But people do make such a nonsensical choice, the choice of short-term, low-budget satisfaction over an eternity of divine communion. The danger of weeds choking the holy word–that danger exists.
Usually it doesn’t happen all at once. It happens gradually. Over time a soul can lose the taste for spiritual things, for the life of faith. One little compromise with a clear religious duty here, a little flim-flamming with the truth there, an unwholesome self-indulgence (for this once!) there…
Next thing you know, I haven’t prayed in a long time. I haven’t meditated on the inevitability of my own death and burial. I haven’t made a decision to sacrifice something, to forego a pleasure or comfort for the sake of spiritual gain. All I do is seek the approval of others, or sit around and watch tv, or over-eat, or swill liquor like a lush.
In The Lord of the Rings, Gollum spent so much time in his cave with his Precious, eating raw fish, that he forgot the taste of bread. A human soul can spend so much time staring at a little phone that it forgets the taste of silent prayer.

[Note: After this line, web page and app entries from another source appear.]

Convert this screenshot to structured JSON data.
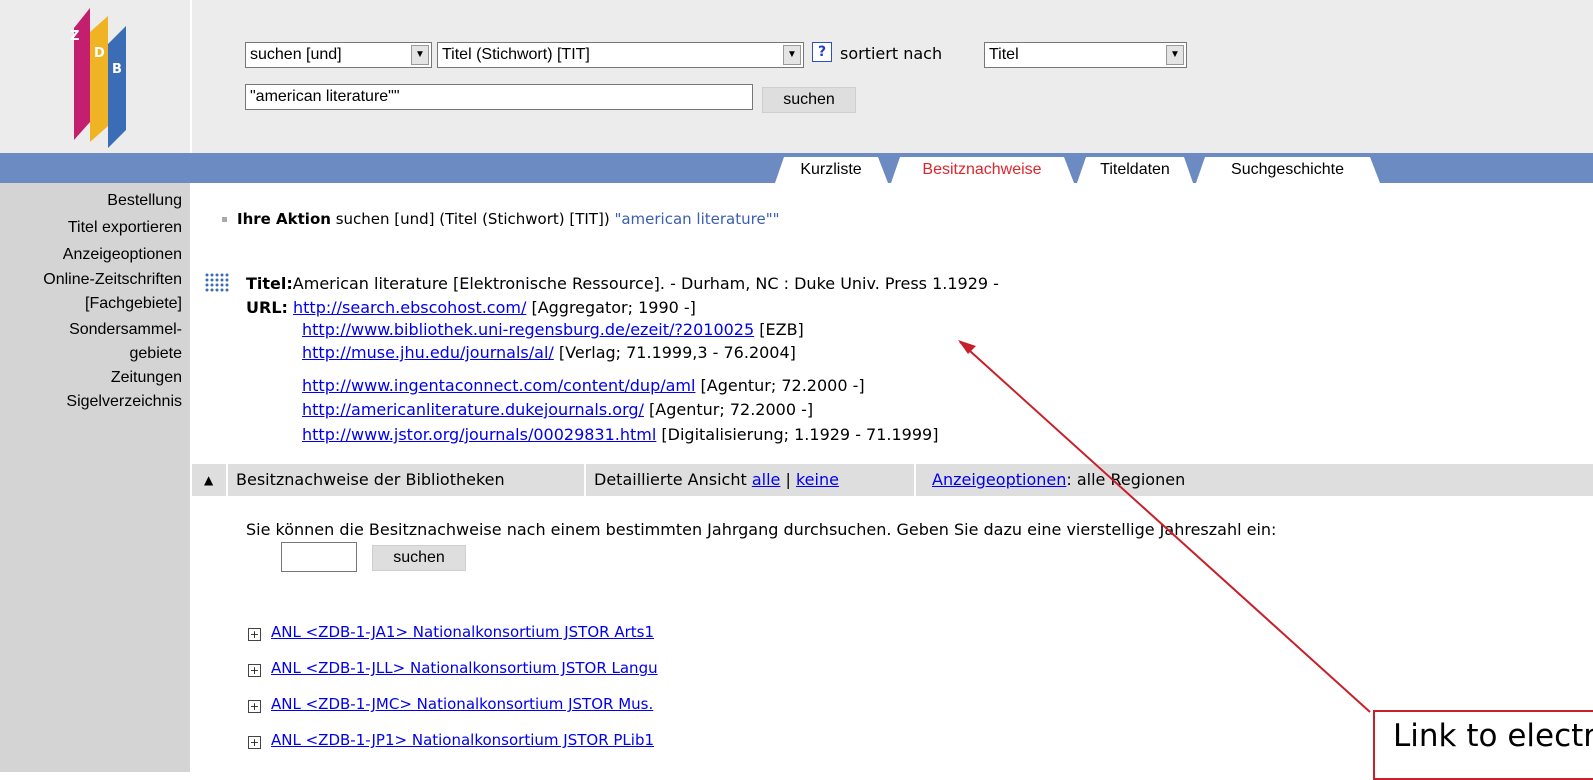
{
  "header": {
    "logo_alt": "ZDB",
    "search_mode": "suchen [und]",
    "search_field": "Titel (Stichwort) [TIT]",
    "help_glyph": "?",
    "sort_label": "sortiert nach",
    "sort_value": "Titel",
    "search_value": "\"american literature\"\"",
    "search_button": "suchen"
  },
  "tabs": [
    {
      "label": "Kurzliste",
      "active": false
    },
    {
      "label": "Besitznachweise",
      "active": true
    },
    {
      "label": "Titeldaten",
      "active": false
    },
    {
      "label": "Suchgeschichte",
      "active": false
    }
  ],
  "sidebar": [
    "Bestellung",
    "Titel exportieren",
    "Anzeigeoptionen",
    "Online-Zeitschriften",
    "[Fachgebiete]",
    "Sondersammel-",
    "gebiete",
    "Zeitungen",
    "Sigelverzeichnis"
  ],
  "action": {
    "label": "Ihre Aktion",
    "text": "suchen [und] (Titel (Stichwort) [TIT])",
    "query": "\"american literature\"\""
  },
  "record": {
    "title_label": "Titel:",
    "title_text": "American literature [Elektronische Ressource]. - Durham, NC : Duke Univ. Press   1.1929 -",
    "url_label": "URL:",
    "urls": [
      {
        "href": "http://search.ebscohost.com/",
        "note": "[Aggregator; 1990 -]"
      },
      {
        "href": "http://www.bibliothek.uni-regensburg.de/ezeit/?2010025",
        "note": "[EZB]"
      },
      {
        "href": "http://muse.jhu.edu/journals/al/",
        "note": "[Verlag; 71.1999,3 - 76.2004]"
      },
      {
        "href": "http://www.ingentaconnect.com/content/dup/aml",
        "note": "[Agentur; 72.2000 -]"
      },
      {
        "href": "http://americanliterature.dukejournals.org/",
        "note": "[Agentur; 72.2000 -]"
      },
      {
        "href": "http://www.jstor.org/journals/00029831.html",
        "note": "[Digitalisierung; 1.1929 - 71.1999]"
      }
    ]
  },
  "holdings": {
    "toggle_glyph": "▲",
    "title": "Besitznachweise der Bibliotheken",
    "detail_label": "Detaillierte Ansicht",
    "all_link": "alle",
    "separator": "|",
    "none_link": "keine",
    "options_link": "Anzeigeoptionen",
    "options_suffix": ": alle Regionen",
    "year_prompt": "Sie können die Besitznachweise nach einem bestimmten Jahrgang durchsuchen. Geben Sie dazu eine vierstellige Jahreszahl ein:",
    "year_value": "",
    "year_button": "suchen",
    "libraries": [
      "ANL <ZDB-1-JA1> Nationalkonsortium JSTOR Arts1",
      "ANL <ZDB-1-JLL> Nationalkonsortium JSTOR Langu",
      "ANL <ZDB-1-JMC> Nationalkonsortium JSTOR Mus.",
      "ANL <ZDB-1-JP1> Nationalkonsortium JSTOR PLib1"
    ]
  },
  "annotation": {
    "text": "Link to electronic",
    "color": "#c8202a"
  },
  "colors": {
    "tabbar": "#6c8bc3",
    "active_tab": "#e0252b",
    "sidebar": "#d4d4d4",
    "header": "#ececec"
  }
}
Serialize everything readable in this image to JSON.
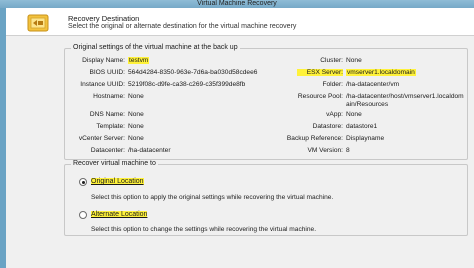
{
  "window_title": "Virtual Machine Recovery",
  "header": {
    "title": "Recovery Destination",
    "subtitle": "Select the original or alternate destination for the virtual machine recovery"
  },
  "original_settings": {
    "legend": "Original settings of the virtual machine at the back up",
    "left": [
      {
        "label": "Display Name:",
        "value": "testvm"
      },
      {
        "label": "BIOS UUID:",
        "value": "564d4284-8350-963e-7d6a-ba030d58cdee6"
      },
      {
        "label": "Instance UUID:",
        "value": "5219f08c-d9fe-ca38-c269-c35f399de8fb"
      },
      {
        "label": "Hostname:",
        "value": "None"
      },
      {
        "label": "DNS Name:",
        "value": "None"
      },
      {
        "label": "Template:",
        "value": "None"
      },
      {
        "label": "vCenter Server:",
        "value": "None"
      },
      {
        "label": "Datacenter:",
        "value": "/ha-datacenter"
      }
    ],
    "right": [
      {
        "label": "Cluster:",
        "value": "None"
      },
      {
        "label": "ESX Server:",
        "value": "vmserver1.localdomain"
      },
      {
        "label": "Folder:",
        "value": "/ha-datacenter/vm"
      },
      {
        "label": "Resource Pool:",
        "value": "/ha-datacenter/host/vmserver1.localdom"
      },
      {
        "label": "",
        "value": "ain/Resources"
      },
      {
        "label": "vApp:",
        "value": "None"
      },
      {
        "label": "Datastore:",
        "value": "datastore1"
      },
      {
        "label": "Backup Reference:",
        "value": "Displayname"
      },
      {
        "label": "VM Version:",
        "value": "8"
      }
    ]
  },
  "recover": {
    "legend": "Recover virtual machine to",
    "original_label": "Original Location",
    "original_desc": "Select this option to apply the original settings while recovering the virtual machine.",
    "alternate_label": "Alternate Location",
    "alternate_desc": "Select this option to change the settings while recovering the virtual machine.",
    "selected": "original"
  },
  "colors": {
    "highlight": "#fff23a",
    "frame": "#6aa3c4"
  }
}
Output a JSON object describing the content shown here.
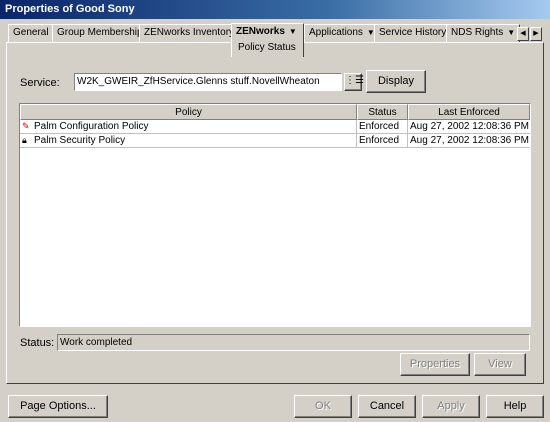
{
  "window": {
    "title": "Properties of Good Sony"
  },
  "tabs": [
    {
      "label": "General"
    },
    {
      "label": "Group Membership"
    },
    {
      "label": "ZENworks Inventory"
    },
    {
      "label": "ZENworks",
      "sub": "Policy Status",
      "active": true
    },
    {
      "label": "Applications"
    },
    {
      "label": "Service History"
    },
    {
      "label": "NDS Rights"
    }
  ],
  "service": {
    "label": "Service:",
    "value": "W2K_GWEIR_ZfHService.Glenns stuff.NovellWheaton",
    "display_button": "Display"
  },
  "table": {
    "columns": [
      "Policy",
      "Status",
      "Last Enforced"
    ],
    "rows": [
      {
        "policy": "Palm Configuration Policy",
        "status": "Enforced",
        "last_enforced": "Aug 27, 2002 12:08:36 PM",
        "icon": "palm-config-icon"
      },
      {
        "policy": "Palm Security Policy",
        "status": "Enforced",
        "last_enforced": "Aug 27, 2002 12:08:36 PM",
        "icon": "lock-icon"
      }
    ]
  },
  "status": {
    "label": "Status:",
    "value": "Work completed"
  },
  "panel_buttons": {
    "properties": "Properties",
    "view": "View"
  },
  "footer": {
    "page_options": "Page Options...",
    "ok": "OK",
    "cancel": "Cancel",
    "apply": "Apply",
    "help": "Help"
  }
}
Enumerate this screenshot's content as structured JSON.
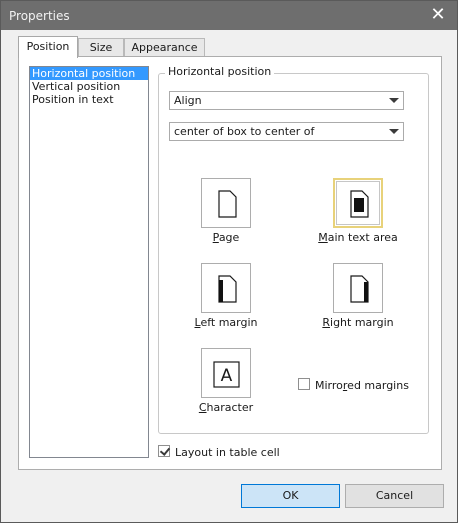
{
  "window": {
    "title": "Properties"
  },
  "tabs": [
    {
      "label": "Position",
      "active": true
    },
    {
      "label": "Size",
      "active": false
    },
    {
      "label": "Appearance",
      "active": false
    }
  ],
  "list": {
    "items": [
      {
        "label": "Horizontal position",
        "selected": true
      },
      {
        "label": "Vertical position",
        "selected": false
      },
      {
        "label": "Position in text",
        "selected": false
      }
    ]
  },
  "group": {
    "label": "Horizontal position",
    "mode_select": {
      "value": "Align"
    },
    "anchor_select": {
      "value": "center of box to center of"
    },
    "options": [
      {
        "key": "page",
        "prefix": "",
        "mnemonic": "P",
        "rest": "age",
        "selected": false
      },
      {
        "key": "main-text-area",
        "prefix": "",
        "mnemonic": "M",
        "rest": "ain text area",
        "selected": true
      },
      {
        "key": "left-margin",
        "prefix": "",
        "mnemonic": "L",
        "rest": "eft margin",
        "selected": false
      },
      {
        "key": "right-margin",
        "prefix": "",
        "mnemonic": "R",
        "rest": "ight margin",
        "selected": false
      },
      {
        "key": "character",
        "prefix": "",
        "mnemonic": "C",
        "rest": "haracter",
        "selected": false
      }
    ],
    "character_glyph": "A",
    "mirrored": {
      "prefix": "Mirro",
      "mnemonic": "r",
      "rest": "ed margins",
      "checked": false
    }
  },
  "layout_in_table_cell": {
    "label": "Layout in table cell",
    "checked": true
  },
  "buttons": {
    "ok": "OK",
    "cancel": "Cancel"
  },
  "colors": {
    "selection": "#3399ff",
    "default_button": "#cce4f7",
    "selected_option_border": "#e8d27a"
  }
}
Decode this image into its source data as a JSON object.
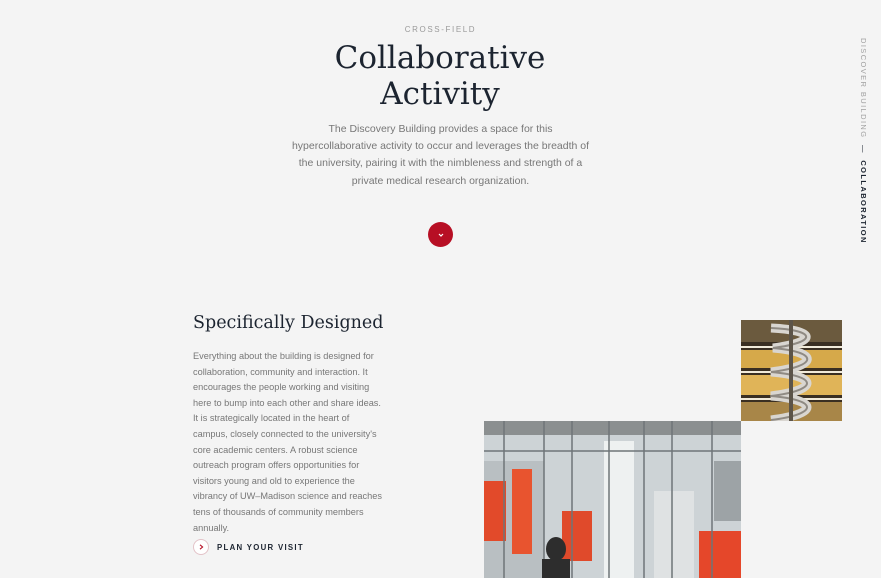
{
  "hero": {
    "eyebrow": "CROSS-FIELD",
    "title_line1": "Collaborative",
    "title_line2": "Activity",
    "body": "The Discovery Building provides a space for this hypercollaborative activity to occur and leverages the breadth of the university, pairing it with the nimbleness and strength of a private medical research organization."
  },
  "side_nav": {
    "parent": "DISCOVER BUILDING",
    "separator": "—",
    "current": "COLLABORATION"
  },
  "section": {
    "title": "Specifically Designed",
    "body": "Everything about the building is designed for collaboration, community and interaction. It encourages the people working and visiting here to bump into each other and share ideas. It is strategically located in the heart of campus, closely connected to the university's core academic centers. A robust science outreach program offers opportunities for visitors young and old to experience the vibrancy of UW–Madison science and reaches tens of thousands of community members annually.",
    "cta_label": "PLAN YOUR VISIT"
  },
  "icons": {
    "scroll": "chevron-down-icon",
    "cta": "chevron-right-icon"
  },
  "colors": {
    "accent": "#b70f24",
    "background": "#f4f4f4",
    "heading": "#1c2430",
    "body_text": "#777777"
  }
}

But: As long as we still draw breath, it’s not too late. The word of the kingdom can and will bear fruit. The wonder of Christ’s free invitation to us, to share in our Creator’s eternal and utterly beautiful Being: the wonder of λόγον τῆς βασιλείας never fades. It never tarnishes with time. It always comes as fresh and new as if today were the first day of creation.
Yes, we have let wordly anxieties and the lure of shiny trifles choke the growth of our friendship with the Lord. Lord, we are sorry! Forgive us, and give us a fresh start!
We can pray. We can cultivate our taste for the life of faith and meditation. We can grow in union with the undying light that shone in Jesus. We can live holy lives and bear fruit for the heavenly kingdom.
If we can get ourselves to Mass, there’s hope for us yet. May the Lord help our souls grow.